Does your brand suck? This is not a question that is often raised in marketing or board meetings. However, a quick search on Google may reveal what some of your consumers really think and feel about your brand. Anti-brand websites such as dellhell.net, ihatestarbucks.com, bloodyburberry.com and ihateryanair.org and social media communities have become a ubiquitous channel for consumers to let off steam and make their views and opinions public.
Talking to brand managers, many share the view that anti-brand sentiment is generally fuelled by activists who do not fall into the brand’s core target group. In other words, they don’t really matter. Environmentalists target energy companies, anti-capitalists are at war against financial institutions and anti-globalists have the McDonald’s’ of the corporate world in their sights. This view, however, may be misleading. A study of over 450 French consumers found that 93% of respondents had absolutely no hesitation in identifying a brand they ‘absolutely hated’ (Bryson, Atwal and Dreissig 2010). These were not so-called “extremists” but regular consumers. In reality, Brand Hate™ is not an extreme, but a mainstream phenomenon. The implications are significant. If the regular customer hates your brand, what could this mean for the bottom line? The regular consumer may not react with company boycotts and anti-brand protests, but will simply opt not to purchase your brand. This is, however, just the tip of the iceberg. Negative opinions and experiences are likely to be shared with friends, co-workers and family that could lead to an anti-brand domino effect.

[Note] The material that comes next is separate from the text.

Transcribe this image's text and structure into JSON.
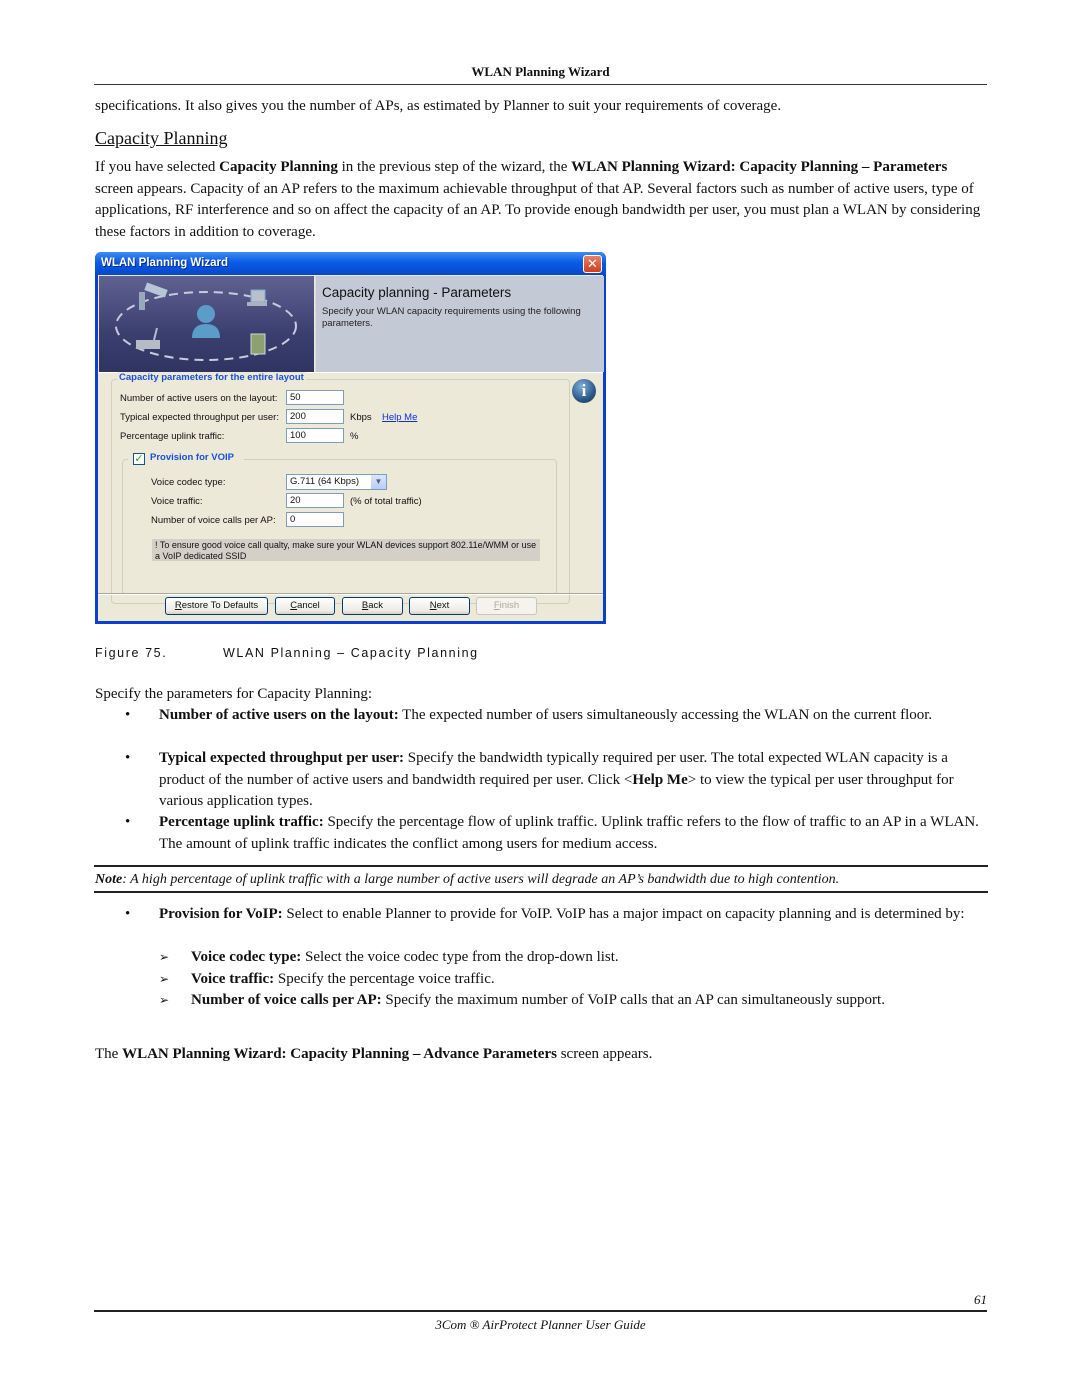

Different consumers hate brands for different reasons. However, if brand managers can identify the key influences of Brand Hate™, they will have a better chance of avoiding the fall-out of disengaging with existing and future customers. The following predictors of Brand Hate™ offer practitioners a practical guide to identify what drives extreme negative brand sentiment.
1. The first predictor of Brand Hate™ is customer dissatisfaction. This is not just about the actual product performance, but the holistic brand experience. Yes, we often know that feeling when talking to a call center operator or been given the cold shoulder in a high-end boutique.
2. Second, negative brand stereotypes. A negative reference group perception that also includes brand celebrity ambassadors can evoke extreme negative brand sentiment.
3. Next is brand irresponsibility. Consumers don’t expect companies to be perfect, but they expect them to be sensitive and take a responsible position in terms of environmental, social and welfare issues.
4. Finally, negative word of mouth. Consumers like to talk about their brand experiences and listen to the opinions of their peers. The Internet has become a powerful vehicle to channel brand dissent.
Brands will be loved and hated. And both sentiments have to be kept in mind when taking important marketing or development decisions. The decision for Christian Dior to dismiss the fashion designer John Galliano over allegations of anti-Semitic highlighted the need for luxury companies to demonstrate brand reputation. This also implies that the role of the brand is not only to guide consumers symbolically, but also to connect or align the values of the consumer with those of the brand.
The take-out is that brand managers need to build a strong reputation in order to minimize the immediate and long-term consequences of Brand Hate™. Although many brands set out to polarize, your brand does not need to suck. Au contraire.